Literature For Kids is a new online children’s magazine. The creator and editor is Linda Jo Martin. Linda, herself, is a children’s author, but she works hard each month to put together a quality product for children, their teachers and caregivers. This magazine is a good addition to a homeschool’s toolbox. Let’s get to know a little more about Linda and Literature For Kids.
Linda, what inspired you to take on such a huge monthly project?
Linda: I wanted to develop my website, Literature For Kids, and decided this was the best way to get steady content there. I work well with deadlines. The monthly schedule forces me to get new pages on the web regularly.
Literature For Kids is a long-time project for me because I love children, and love children's literature. The idea of having a website called Literature For Kids first came in 1996. I had a site by that name back then, on a third-party website provider's domain. Later I purchased my domain name and started a blog there, then decided it wasn't what I wanted to do.
The current project is a lot more interactive, and I love being able to offer a small amount of money for stories, articles, and poems. I like to let children's authors know their work is appreciated.
What elements can readers expect to find in the magazine each month?
Linda: Currently I'm keeping it very simple. There will be three or four stories, two poems, a few articles for children, and a longer multi-page “book” offered each month. In addition I post two or three articles intended for adults – either for parents and teachers, or for writers of children's literature.
|Jeffery E. Doherty|
How do you choose which stories, poems, and educational materials to use in each issue? Do you work with a theme each month?
Linda: There's a monthly theme. The themes are listed on the Literature For Kids submission page. When I read submissions, if an article, story, or poem is well-written I look on my editorial calendar, which is a spreadsheet, and try to fit it into one of the themes. Occasionally I create a new theme to fit the piece. I did that recently for an article about music. Right now themes are planned until July 2012.

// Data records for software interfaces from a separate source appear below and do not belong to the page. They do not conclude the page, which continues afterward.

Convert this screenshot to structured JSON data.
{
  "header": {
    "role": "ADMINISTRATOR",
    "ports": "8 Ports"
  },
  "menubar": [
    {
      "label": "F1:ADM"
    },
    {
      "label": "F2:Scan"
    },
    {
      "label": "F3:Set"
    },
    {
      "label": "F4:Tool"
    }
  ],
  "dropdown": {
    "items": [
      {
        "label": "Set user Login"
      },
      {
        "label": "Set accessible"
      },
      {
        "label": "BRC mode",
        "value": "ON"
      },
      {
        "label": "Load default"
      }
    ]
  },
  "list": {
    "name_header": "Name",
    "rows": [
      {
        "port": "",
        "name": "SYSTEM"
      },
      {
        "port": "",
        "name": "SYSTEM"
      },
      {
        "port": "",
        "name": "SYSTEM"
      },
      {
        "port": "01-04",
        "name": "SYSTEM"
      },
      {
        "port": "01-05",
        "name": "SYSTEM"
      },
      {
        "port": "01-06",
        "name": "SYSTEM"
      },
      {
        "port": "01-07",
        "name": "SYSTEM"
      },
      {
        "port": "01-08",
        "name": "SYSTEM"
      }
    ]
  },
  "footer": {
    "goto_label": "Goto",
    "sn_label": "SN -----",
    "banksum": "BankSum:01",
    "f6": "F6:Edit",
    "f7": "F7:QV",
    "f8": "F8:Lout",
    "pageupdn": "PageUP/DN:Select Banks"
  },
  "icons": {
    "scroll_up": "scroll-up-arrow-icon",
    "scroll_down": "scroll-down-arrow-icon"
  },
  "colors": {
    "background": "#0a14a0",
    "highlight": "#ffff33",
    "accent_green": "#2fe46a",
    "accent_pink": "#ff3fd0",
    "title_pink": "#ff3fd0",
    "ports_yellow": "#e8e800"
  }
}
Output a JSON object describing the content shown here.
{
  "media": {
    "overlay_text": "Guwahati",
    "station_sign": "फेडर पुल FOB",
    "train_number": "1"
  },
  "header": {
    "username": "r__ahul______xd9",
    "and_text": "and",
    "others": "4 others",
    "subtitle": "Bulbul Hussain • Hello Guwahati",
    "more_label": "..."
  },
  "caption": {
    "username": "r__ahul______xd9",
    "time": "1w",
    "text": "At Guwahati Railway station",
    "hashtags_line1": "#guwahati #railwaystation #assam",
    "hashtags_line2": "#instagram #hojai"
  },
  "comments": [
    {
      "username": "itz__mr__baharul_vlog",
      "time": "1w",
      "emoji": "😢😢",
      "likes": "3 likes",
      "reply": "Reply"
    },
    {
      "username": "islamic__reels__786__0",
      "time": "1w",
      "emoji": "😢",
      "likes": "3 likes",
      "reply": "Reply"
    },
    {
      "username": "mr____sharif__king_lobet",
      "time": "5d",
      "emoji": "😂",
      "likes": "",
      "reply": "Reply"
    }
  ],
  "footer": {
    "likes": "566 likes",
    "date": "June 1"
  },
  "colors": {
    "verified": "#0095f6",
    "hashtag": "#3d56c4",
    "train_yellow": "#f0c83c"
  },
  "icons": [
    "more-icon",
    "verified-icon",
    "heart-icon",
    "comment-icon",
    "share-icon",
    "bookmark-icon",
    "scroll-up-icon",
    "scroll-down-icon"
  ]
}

What is one difficult aspect of publishing a magazine that you didn’t expect?
Linda: I don't like to reject anyone's work! Every time I open an email I hope it is something I can use. I try to work with writers, to encourage them to edit and resubmit. So far I've tended to accept almost everything so long as it is well-written and fits into one of my themes... and so long as my budget permits more acquisitions. I expect that eventually I'll have too many submissions to be able to do that.
What have you enjoyed the most about publishing your magazine?
Linda: I've enjoyed meeting more writers and publishing their work. I love being able to accept submissions of new writers – people who never before got an acceptance or payment for their work.
What other projects are you involved in?
Linda: I'm a busy web worker. Literature For Kids is only one of the websites I work on. I own quite a few, plus I write for third-party websites like Squidoo and HubPages. I earn all my income online as a content writer.
Aside from that, I write novels – mostly for children and teens. Two are ready for submission and there are several others in revision.
Anything else you’d like to share?
Linda: To potential writers... if you suspect you may have a problem with spelling, grammar, typos, or any other aspect of writing, get into a critique group and share your stories with critique partners before submitting. I would like to sponsor more critique groups similar to the group I belong to, so if you want a critique group, drop me a line – my email address is linda at literature4kids.co (be sure to format the email address correctly). Put “Critique Group Request” in the subject line so it won't get mixed in with the submissions.
Thank you, Linda, for taking the time from your busy schedule to talk with us about your newest project, Literature For Kids. I wish you the best of luck with it going forward!